Previously, most of these titles were restricted to Sony's own Android phones, but the company has struck a deal that will bring 30 new titles from a variety of genres to selected Fujitsu and Sharp smartphones as well. This may not be big news for stateside customers, but it's particularly significant in the Japanese market.
One of the highlights of Samsung's Galaxy Note II announcement at IFA yesterday was the increased functionality carried by the device's hallmark S Pen stylus. The Note II's version of the Pen, besides being "ergonomically designed for the perfect grip," allows users to quickly clip, crop, and edit screen content, adding further illustration and handwritten keyword recognition. The Pen now also features a unique "hover" functionality, whereby an app can recognize that the Pen is near the screen and react accordingly with contextual menus or other activities.
The Android developers' tools team, headed by the usual suspects Xavier Ducrohet and Tor Norbye, led a session at I/O 2012 today dedicated to improvements and new features coming to the tools devs use to make apps - ADT for Eclipse and SDK Tools.
Everything they showed took around an hour of nonstop talking, arm flailing, and cracking jokes about the French, but among all the new goodies one prominently stood out - multi-configuration editing.
Version 2 of the SDK, which has just been announced by Google, now includes full mobile support for both Android and iOS apps, allowing mobile apps to read and write directly to Google Drive. Android Drive users will also be able to choose from a list of supported applications when opening a file from Drive, allowing them to edit files on the go using either a phone or tablet.
Coinciding with the announcement of Android 4.1 Jelly Bean, Android developers can now pull down a new revision of Android's SDK tools – revision 20, along with a new version of the ADT Plugin, also r20 (which Eclipse users will need to use SDK r20).
The revised SDK tools bring several improvements. One of the notable additions to the SDK tools is System Trace (otherwise known as systrace), a tool (included in Project Butter) that helps monitor system activities, allowing developers to pinpoint graphical rendering or other issues.
Qualcomm, the company behind the S4 processor that so many US devices are receiving as consolation prizes in exchange for LTE, has announced that it will be releasing its own SDK for Snapdragon processors. The SDK will initially support the S4, and continue to support future processors as they're released, supporting multiple tiers of hardware.
The company touts the SDK as enabling developers to more tightly integrate their apps with Qualcomm hardware, as well as enabling access to more powerful hardware features, like so:
- facial processing, such as blink and smile detection, which makes it easier to take better pictures of people in groups;
- burst capture, which leverages zero shutter lag to photograph a stream of images at once to select the best shot;
- surround sound recording for better audio capture;

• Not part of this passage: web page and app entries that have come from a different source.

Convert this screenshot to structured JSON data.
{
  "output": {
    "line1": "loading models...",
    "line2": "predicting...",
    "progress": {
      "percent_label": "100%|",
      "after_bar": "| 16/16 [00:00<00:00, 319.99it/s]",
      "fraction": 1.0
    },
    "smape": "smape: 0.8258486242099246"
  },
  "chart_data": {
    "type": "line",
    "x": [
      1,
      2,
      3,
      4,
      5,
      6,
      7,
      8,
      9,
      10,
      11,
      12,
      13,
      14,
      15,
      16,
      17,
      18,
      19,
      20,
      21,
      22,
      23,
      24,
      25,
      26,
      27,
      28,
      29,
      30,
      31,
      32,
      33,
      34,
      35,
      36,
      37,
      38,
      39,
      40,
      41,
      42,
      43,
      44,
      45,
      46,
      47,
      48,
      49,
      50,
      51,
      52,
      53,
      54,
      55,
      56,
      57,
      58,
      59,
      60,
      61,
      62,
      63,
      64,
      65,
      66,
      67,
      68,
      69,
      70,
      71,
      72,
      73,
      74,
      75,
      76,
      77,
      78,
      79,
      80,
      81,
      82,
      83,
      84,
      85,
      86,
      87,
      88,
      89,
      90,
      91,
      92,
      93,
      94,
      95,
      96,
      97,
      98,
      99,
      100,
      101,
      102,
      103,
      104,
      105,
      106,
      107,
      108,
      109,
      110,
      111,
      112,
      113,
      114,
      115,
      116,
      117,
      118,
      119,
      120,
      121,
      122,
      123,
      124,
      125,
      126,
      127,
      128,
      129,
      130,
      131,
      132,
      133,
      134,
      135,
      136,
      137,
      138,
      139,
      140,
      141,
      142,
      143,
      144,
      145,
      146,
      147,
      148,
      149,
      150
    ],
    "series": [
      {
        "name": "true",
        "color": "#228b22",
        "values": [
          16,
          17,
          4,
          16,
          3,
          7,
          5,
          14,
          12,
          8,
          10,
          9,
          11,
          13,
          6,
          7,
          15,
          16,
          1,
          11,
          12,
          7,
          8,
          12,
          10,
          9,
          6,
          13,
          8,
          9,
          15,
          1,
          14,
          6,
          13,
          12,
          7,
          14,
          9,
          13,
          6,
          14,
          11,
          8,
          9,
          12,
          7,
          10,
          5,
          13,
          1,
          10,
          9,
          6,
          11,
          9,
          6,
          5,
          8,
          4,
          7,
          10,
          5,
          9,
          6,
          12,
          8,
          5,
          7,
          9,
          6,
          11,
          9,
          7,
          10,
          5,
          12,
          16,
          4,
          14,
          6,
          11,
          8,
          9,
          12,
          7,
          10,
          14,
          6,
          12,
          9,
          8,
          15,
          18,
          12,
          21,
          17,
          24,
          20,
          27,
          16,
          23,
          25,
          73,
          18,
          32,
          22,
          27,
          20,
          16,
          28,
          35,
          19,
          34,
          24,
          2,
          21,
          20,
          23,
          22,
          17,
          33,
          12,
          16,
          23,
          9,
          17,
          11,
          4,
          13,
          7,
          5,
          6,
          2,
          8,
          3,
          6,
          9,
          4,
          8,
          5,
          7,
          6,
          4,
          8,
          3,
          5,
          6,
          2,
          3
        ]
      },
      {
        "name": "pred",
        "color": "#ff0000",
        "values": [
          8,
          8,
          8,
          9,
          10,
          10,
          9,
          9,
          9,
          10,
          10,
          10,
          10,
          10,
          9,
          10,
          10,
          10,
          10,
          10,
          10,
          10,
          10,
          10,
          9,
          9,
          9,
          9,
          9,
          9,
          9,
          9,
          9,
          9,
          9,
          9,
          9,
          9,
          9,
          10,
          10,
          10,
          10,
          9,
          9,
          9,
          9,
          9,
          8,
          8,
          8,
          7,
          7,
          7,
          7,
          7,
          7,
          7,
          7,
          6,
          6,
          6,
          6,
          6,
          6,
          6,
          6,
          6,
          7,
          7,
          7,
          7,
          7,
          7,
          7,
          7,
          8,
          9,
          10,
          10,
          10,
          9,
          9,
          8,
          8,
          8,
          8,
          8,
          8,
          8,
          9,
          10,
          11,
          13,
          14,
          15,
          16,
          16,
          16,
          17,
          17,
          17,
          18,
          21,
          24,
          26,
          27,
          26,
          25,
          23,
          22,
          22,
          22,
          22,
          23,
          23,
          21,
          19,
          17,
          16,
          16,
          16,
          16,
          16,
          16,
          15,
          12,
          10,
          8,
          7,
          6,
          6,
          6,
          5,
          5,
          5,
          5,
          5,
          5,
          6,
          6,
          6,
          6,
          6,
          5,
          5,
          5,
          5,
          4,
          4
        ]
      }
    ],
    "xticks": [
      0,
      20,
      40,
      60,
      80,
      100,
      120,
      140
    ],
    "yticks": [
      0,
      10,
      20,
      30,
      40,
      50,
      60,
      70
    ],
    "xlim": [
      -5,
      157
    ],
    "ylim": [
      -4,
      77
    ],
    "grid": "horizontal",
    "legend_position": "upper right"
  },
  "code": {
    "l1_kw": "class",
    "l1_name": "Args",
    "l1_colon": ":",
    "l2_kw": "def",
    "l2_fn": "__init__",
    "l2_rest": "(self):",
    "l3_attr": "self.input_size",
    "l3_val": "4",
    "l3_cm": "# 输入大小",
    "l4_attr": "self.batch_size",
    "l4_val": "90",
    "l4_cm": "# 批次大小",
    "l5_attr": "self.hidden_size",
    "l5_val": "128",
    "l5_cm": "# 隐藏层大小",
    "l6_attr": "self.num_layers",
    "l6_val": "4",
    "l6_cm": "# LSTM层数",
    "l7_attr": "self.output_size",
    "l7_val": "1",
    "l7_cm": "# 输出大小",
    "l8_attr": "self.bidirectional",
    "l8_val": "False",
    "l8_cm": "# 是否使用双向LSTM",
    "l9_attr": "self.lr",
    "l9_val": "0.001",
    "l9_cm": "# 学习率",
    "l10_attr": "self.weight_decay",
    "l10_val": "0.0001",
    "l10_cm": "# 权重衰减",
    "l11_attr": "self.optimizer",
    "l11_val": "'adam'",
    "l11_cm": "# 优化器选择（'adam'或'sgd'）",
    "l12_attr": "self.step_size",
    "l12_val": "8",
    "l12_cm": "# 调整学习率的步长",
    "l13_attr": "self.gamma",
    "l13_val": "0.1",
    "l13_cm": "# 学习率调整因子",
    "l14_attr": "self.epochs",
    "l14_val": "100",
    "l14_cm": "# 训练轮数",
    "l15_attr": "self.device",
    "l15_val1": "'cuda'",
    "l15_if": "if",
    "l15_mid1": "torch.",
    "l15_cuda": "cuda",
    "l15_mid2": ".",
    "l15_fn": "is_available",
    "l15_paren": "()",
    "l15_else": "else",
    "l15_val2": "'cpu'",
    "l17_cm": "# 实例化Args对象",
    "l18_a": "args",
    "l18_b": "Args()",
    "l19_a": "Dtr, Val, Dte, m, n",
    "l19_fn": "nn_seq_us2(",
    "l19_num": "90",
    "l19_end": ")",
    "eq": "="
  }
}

- hardware echo cancellation for better real-time audio experiences;
- sensor gestures (tap-left/tap-right, push/pull, face-up/face-down, tilt) that enable developers and device makers to push the envelope on new, differentiated user interfaces;
- low power always on geofencing capabilities; and
- indoor location that enables apps to continue providing accurate location information even when the user is indoors.
Back in February, we heard that HTC might be getting PlayStation Certification on some of its phones. Today at E3, Sony announced that it will be opening up the PlayStation Mobile program, which was previously known as PlayStation Suite, to HTC. This means, among other things, that HTC phones that receive PS Certification will be able to play the host of classic PlayStation games available. Additionally, HTC devices will also have access to the third-party apps and games developed using the SDK.
As an Android developer, I like to keep tabs on the tools I use every day, especially ones as important as ADT for Eclipse and SDK Tools. As was the case several times before, the Android team in charge of both of them posted previews of upcoming releases of ADT 20 and SDK Tools r20, available for manual download ahead of the final releases.
Yup, you heard me correctly - 20, not 18 or 19.
In preparation for the upcoming final releases, the Android team today released ADT 17-preview (Android Developer Tools plugin for Eclipse) and SDK Tools r17-preview with the following improvements that eager developers can try out without waiting any longer.
Out of all the additions and changes, I'm mostly excited about the new network usage tool, the fix for the dreaded "Conversion to Dalvik format failed with error 1" error when trying to use Proguard (oh, how many hours I wasted on this one), and the end to default ids for various layout elements.
Recon Instruments, creators of wearable goggle technology powered by Android called MOD Live that we got so excited about at CES 2011, have officially announced the impending release of an SDK for Android, due for launch in May 2012. Recon also announced Polar, the first app made using the SDK, that connects a Polar WearLink+ heart rate monitor to MOD Live and allows the MOD display to become a "biometric reader that delivers an athlete's heart rate in real time while they ski or snowboard."
For those not in the know, the Polar WearLink+ transmitter is essentially a Bluetooth-enabled heart monitor that can send heart rate information to a variety of compatible applications (in this case, the new Polar app).